BEGIN Information shown

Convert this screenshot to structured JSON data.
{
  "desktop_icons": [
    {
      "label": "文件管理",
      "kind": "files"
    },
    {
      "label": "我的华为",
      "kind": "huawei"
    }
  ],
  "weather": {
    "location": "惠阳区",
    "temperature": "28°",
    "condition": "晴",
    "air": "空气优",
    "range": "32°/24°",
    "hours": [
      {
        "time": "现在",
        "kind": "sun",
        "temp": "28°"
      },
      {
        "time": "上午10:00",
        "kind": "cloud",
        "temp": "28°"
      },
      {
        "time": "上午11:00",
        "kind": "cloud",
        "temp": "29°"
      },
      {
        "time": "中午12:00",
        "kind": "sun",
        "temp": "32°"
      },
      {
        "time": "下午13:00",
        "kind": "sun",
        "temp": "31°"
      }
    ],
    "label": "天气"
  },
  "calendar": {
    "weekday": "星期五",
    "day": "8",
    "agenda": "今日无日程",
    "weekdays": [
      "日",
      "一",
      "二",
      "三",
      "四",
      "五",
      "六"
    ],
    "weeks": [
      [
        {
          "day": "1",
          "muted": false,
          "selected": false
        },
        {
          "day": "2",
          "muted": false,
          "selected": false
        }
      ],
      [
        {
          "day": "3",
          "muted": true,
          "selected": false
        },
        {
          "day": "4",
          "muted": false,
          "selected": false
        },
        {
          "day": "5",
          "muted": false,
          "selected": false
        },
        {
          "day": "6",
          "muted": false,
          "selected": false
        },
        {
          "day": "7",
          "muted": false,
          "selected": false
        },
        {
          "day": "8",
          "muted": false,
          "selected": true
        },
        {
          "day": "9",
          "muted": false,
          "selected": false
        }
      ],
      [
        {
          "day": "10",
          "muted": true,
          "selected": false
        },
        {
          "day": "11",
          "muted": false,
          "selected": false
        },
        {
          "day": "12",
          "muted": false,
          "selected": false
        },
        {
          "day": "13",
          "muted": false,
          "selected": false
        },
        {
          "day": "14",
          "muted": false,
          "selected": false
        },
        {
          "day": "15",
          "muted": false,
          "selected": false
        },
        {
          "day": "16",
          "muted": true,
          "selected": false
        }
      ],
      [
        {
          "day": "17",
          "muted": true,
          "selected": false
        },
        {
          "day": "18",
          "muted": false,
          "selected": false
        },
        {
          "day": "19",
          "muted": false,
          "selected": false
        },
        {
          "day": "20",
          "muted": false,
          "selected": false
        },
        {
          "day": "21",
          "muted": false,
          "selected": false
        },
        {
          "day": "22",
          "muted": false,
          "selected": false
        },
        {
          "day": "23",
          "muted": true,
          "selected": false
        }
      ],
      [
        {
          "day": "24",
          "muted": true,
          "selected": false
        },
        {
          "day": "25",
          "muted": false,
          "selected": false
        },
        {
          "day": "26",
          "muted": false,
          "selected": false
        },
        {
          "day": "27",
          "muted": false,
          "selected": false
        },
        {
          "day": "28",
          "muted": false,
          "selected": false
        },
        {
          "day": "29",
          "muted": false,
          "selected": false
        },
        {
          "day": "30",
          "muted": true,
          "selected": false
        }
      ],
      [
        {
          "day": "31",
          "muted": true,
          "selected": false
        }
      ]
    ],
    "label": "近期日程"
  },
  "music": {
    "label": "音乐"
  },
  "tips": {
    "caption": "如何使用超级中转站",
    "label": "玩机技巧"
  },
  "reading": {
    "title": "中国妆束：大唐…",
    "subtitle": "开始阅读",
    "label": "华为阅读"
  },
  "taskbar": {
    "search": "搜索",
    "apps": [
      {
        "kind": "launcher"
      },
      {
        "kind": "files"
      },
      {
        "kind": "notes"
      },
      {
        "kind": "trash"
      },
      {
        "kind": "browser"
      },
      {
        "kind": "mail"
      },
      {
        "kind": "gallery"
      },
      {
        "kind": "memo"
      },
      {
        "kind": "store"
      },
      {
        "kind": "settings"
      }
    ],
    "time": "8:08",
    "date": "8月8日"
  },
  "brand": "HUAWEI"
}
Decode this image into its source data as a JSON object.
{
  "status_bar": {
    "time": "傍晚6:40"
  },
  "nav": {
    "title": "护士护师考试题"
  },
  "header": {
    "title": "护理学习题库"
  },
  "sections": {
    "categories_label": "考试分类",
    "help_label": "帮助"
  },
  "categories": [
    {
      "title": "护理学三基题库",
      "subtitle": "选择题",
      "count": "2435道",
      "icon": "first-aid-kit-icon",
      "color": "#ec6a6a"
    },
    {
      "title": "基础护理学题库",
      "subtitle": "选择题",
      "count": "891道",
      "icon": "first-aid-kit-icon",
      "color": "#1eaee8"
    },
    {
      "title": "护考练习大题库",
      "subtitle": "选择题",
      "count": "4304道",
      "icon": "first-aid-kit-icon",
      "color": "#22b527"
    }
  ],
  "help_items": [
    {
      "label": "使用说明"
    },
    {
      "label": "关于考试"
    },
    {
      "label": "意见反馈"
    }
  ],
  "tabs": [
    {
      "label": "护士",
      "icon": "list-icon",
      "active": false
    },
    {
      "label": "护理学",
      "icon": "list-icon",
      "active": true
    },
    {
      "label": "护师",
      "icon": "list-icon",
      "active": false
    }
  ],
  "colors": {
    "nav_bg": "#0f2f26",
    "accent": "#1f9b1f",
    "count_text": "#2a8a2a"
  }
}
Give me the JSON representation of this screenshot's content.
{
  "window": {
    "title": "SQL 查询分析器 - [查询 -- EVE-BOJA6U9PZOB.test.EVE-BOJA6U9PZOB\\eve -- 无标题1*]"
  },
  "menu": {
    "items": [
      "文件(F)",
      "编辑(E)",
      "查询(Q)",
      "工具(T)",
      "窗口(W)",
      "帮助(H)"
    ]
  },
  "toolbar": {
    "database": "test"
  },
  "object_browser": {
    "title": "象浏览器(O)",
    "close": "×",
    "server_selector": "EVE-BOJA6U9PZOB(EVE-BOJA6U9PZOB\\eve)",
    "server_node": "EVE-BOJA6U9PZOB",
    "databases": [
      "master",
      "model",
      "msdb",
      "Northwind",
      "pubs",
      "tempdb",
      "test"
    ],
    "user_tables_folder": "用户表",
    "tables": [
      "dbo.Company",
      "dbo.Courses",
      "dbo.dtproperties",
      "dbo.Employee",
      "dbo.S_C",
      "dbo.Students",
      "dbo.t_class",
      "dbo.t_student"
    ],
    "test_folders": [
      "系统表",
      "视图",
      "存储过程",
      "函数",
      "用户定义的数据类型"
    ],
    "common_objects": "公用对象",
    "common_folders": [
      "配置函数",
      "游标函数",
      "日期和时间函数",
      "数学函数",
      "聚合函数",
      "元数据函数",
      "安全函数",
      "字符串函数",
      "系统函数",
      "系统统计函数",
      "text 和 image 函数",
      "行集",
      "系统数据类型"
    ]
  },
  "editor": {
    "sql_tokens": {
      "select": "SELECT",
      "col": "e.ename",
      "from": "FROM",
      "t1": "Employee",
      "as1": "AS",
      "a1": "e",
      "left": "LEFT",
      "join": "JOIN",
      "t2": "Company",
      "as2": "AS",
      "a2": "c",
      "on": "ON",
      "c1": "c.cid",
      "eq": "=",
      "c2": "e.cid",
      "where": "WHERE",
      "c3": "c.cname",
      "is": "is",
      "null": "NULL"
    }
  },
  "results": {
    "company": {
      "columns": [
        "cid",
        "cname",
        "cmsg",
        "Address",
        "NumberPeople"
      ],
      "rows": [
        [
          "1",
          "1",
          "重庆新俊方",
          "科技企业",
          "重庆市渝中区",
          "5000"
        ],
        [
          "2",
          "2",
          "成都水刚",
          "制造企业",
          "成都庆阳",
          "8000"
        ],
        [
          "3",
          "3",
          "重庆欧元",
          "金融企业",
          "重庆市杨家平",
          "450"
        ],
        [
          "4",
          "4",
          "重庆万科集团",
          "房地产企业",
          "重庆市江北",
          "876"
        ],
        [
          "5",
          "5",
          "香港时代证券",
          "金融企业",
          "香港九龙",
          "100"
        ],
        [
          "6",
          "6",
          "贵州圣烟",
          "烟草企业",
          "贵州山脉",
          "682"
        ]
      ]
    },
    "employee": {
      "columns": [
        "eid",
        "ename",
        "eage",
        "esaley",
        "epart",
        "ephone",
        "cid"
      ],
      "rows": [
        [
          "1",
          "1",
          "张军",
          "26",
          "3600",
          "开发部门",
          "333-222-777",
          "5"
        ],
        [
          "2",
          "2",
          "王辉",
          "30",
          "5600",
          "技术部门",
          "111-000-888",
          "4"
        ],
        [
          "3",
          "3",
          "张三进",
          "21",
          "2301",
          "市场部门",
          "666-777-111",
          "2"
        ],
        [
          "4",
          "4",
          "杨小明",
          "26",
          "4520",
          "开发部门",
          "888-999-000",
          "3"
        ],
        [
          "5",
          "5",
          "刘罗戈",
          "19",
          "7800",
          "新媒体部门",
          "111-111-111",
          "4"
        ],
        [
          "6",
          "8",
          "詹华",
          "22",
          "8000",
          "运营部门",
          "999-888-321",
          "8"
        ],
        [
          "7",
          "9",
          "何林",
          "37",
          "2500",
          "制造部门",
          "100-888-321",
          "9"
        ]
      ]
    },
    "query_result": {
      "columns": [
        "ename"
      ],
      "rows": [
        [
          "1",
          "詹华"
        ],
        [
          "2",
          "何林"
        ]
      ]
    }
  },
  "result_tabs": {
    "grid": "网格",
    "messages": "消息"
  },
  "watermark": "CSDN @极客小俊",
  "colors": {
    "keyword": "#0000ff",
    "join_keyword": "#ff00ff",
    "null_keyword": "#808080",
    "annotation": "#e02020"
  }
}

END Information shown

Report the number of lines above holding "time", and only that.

7